Crane uses this imagery not only to entertain the reader with pungent detail, but also to enhance the readers involvement in the novel. The first major use of this religious imagery appears at the end of the seventh chapter. “After running at length, he reached a place where the high, arching boughs made a chapel. ” “Near the threshold he stopped, horror-stricken at the sight. ” “He was being looked at by a dead man who was seated with his back against a column-like tree. “(46) The stark irony of a rotten corpse in a backdrop such as the isolated chapel deep in the forest works well with its explicit detail and the realization it brings to Henry about just how real the war is.
This also brings about a great feeling of loneliness, which is one of the many stages that Henry goes through during the story. Henry feels isolated by his cowardly actions. Trying to justify his act of running, he compares himself to a squirrel that ran from an acorn that he had just thrown. By saying that it was just because of the natural inclination of self-preservation, Henry makes himself feel a little better, but there is still that element of unclarity that he faces. That element however will be a Godsend to Henry, because it will indirectly leads him to his next stage of his consciencenes, acceptance of the war. Before he reaches that next stage of enlightenment, he spends a lot of time with other soldiers.
Just by being around them, he sees how religious some soldiers are. When faced with the fact that they could die at any moment, the soldiers become very spiritual and faith filled. “Gaw’d. ” “I swear t’ Gawd I will. ” (53-54) It is easy to see what war can do to the human nature that these soldiers once had.

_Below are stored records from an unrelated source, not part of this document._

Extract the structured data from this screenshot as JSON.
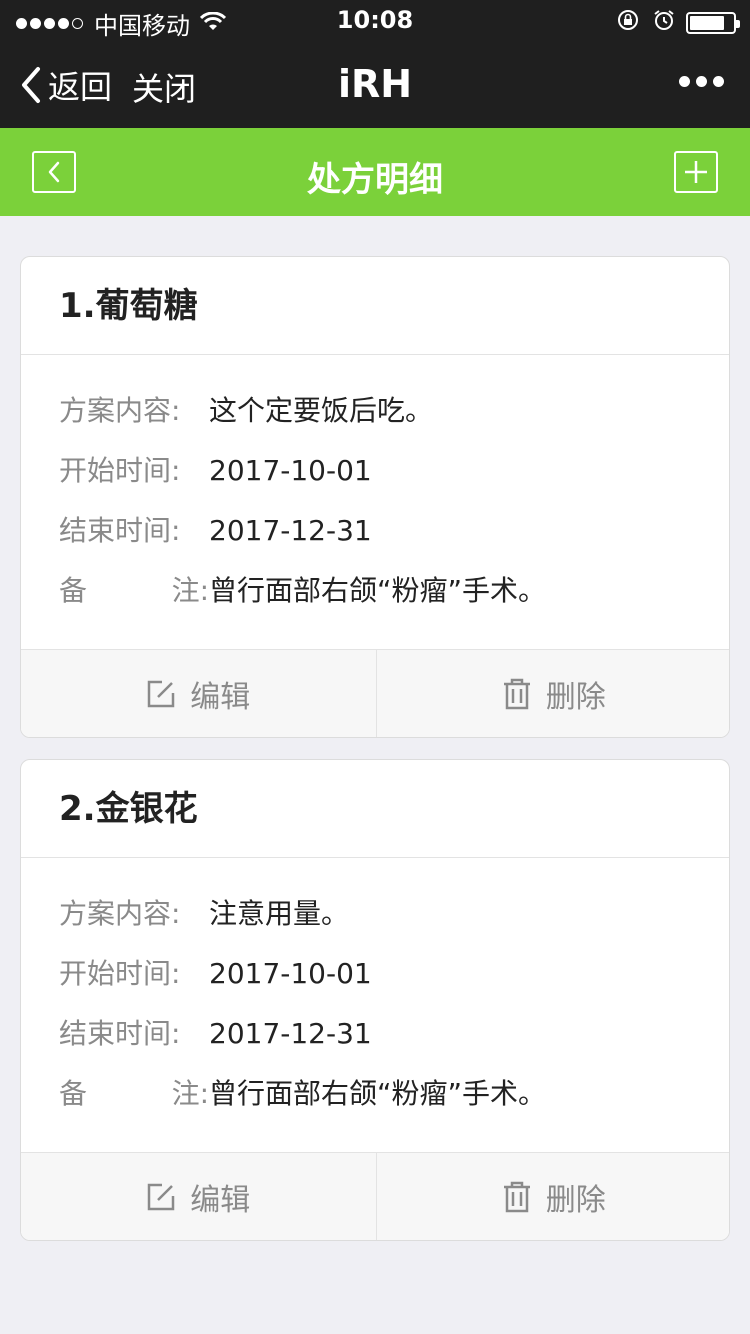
{
  "status_bar": {
    "carrier": "中国移动",
    "time": "10:08",
    "signal_strength": "4 of 5 bars"
  },
  "nav": {
    "back_label": "返回",
    "close_label": "关闭",
    "title": "iRH"
  },
  "header": {
    "title": "处方明细",
    "accent_color": "#7bd13a"
  },
  "labels": {
    "content": "方案内容:",
    "start": "开始时间:",
    "end": "结束时间:",
    "note_a": "备",
    "note_b": "注:",
    "edit": "编辑",
    "delete": "删除"
  },
  "prescriptions": [
    {
      "title": "1.葡萄糖",
      "content": "这个定要饭后吃。",
      "start": "2017-10-01",
      "end": "2017-12-31",
      "note": "曾行面部右颌“粉瘤”手术。"
    },
    {
      "title": "2.金银花",
      "content": "注意用量。",
      "start": "2017-10-01",
      "end": "2017-12-31",
      "note": "曾行面部右颌“粉瘤”手术。"
    }
  ]
}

It has turned them from ordinary men to trained killers. They soon realize after the first battle the difference between the reality of brutal war and the dillusions of grandeur they once had of becoming heroes. Another major use of religious imagery is shown through Henry’s thoughts when Jim Conklin is on his deathbed. Jim, the tall soldier, was overcome with the fear that the artillery on wheels will decapitate him.
He tells this to Henry, who ends up helping Jim to an isolated spot in the woods so he can die with dignity. “I’ll take care of yeh, Jim! I’ll take care of yeh! I swear t’Gawd I will!” “Jim, Jim, come with me, inteh th’ fields. ” (53-55) Jim and Henry both know he is dying, and Henry helps Jim to the area with bushes so he can die like a man. After Jim dies, Henry realizes the toll it has taken on him. Jim represented the comfort and authority Henry had depended on, and also it was a loss of a friend he had had since childhood. This source of comfort was gone, leaving henry more alone that ever, and making him more dependent on other things, like God.
It isn’t until later that Henry realizes the similarities between Jim Conklin and none other than the Son of God himself, Jesus Christ. The first thing that Henry notices is that they both share the same initials and considers this ironic. The similarities, however are not just superficial. Henry also noticed how they both were leaders, who would not stand idle as their followers are killed. Both had the initiative to take action for what they believed in.
The Red Badge of Courage displayed not the religious views of all America, but the views of a small community, seeing as America is one gigantic melting pot of races and religions. This novel focuses on the trials an inexperienced regiment of soldiers faces, and how they cope with them. Some chose to forget the world outside of war, and others turned to God for the answers they seeked. But only those devoted to find alternatives to war became truly enlightened.